▶ **YOUR OBJECTIVE**
Repeat the data below with no changes.

Collection entries:
----

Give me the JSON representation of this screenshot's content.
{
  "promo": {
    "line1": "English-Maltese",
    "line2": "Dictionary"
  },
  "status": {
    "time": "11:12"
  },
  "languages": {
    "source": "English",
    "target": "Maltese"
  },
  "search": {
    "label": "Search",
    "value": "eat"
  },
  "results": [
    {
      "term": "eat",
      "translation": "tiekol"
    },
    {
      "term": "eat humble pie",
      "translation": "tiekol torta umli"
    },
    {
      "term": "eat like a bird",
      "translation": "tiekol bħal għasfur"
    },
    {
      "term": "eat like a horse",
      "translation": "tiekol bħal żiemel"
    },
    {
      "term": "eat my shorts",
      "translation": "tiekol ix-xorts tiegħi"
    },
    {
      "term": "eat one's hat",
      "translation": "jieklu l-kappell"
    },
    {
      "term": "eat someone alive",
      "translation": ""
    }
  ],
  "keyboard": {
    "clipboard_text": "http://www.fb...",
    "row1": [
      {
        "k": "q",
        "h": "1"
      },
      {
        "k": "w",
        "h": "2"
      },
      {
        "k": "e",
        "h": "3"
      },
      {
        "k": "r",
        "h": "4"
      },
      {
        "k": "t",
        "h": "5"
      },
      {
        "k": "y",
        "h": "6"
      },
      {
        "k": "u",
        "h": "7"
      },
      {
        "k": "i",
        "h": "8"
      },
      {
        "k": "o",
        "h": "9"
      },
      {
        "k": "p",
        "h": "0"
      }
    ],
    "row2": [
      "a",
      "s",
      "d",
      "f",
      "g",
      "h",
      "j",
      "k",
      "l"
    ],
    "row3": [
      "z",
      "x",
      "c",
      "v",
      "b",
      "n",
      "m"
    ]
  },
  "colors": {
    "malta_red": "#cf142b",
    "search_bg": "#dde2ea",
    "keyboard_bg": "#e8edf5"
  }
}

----

▶ **REPLY**
Give me the JSON representation of this screenshot's content.
{
  "promo": {
    "line1": "English-Maltese",
    "line2": "Dictionary"
  },
  "status": {
    "time": "11:12"
  },
  "languages": {
    "source": "English",
    "target": "Maltese"
  },
  "search": {
    "label": "Search",
    "value": "eat"
  },
  "results": [
    {
      "term": "eat",
      "translation": "tiekol"
    },
    {
      "term": "eat humble pie",
      "translation": "tiekol torta umli"
    },
    {
      "term": "eat like a bird",
      "translation": "tiekol bħal għasfur"
    },
    {
      "term": "eat like a horse",
      "translation": "tiekol bħal żiemel"
    },
    {
      "term": "eat my shorts",
      "translation": "tiekol ix-xorts tiegħi"
    },
    {
      "term": "eat one's hat",
      "translation": "jieklu l-kappell"
    },
    {
      "term": "eat someone alive",
      "translation": ""
    }
  ],
  "keyboard": {
    "clipboard_text": "http://www.fb...",
    "row1": [
      {
        "k": "q",
        "h": "1"
      },
      {
        "k": "w",
        "h": "2"
      },
      {
        "k": "e",
        "h": "3"
      },
      {
        "k": "r",
        "h": "4"
      },
      {
        "k": "t",
        "h": "5"
      },
      {
        "k": "y",
        "h": "6"
      },
      {
        "k": "u",
        "h": "7"
      },
      {
        "k": "i",
        "h": "8"
      },
      {
        "k": "o",
        "h": "9"
      },
      {
        "k": "p",
        "h": "0"
      }
    ],
    "row2": [
      "a",
      "s",
      "d",
      "f",
      "g",
      "h",
      "j",
      "k",
      "l"
    ],
    "row3": [
      "z",
      "x",
      "c",
      "v",
      "b",
      "n",
      "m"
    ]
  },
  "colors": {
    "malta_red": "#cf142b",
    "search_bg": "#dde2ea",
    "keyboard_bg": "#e8edf5"
  }
}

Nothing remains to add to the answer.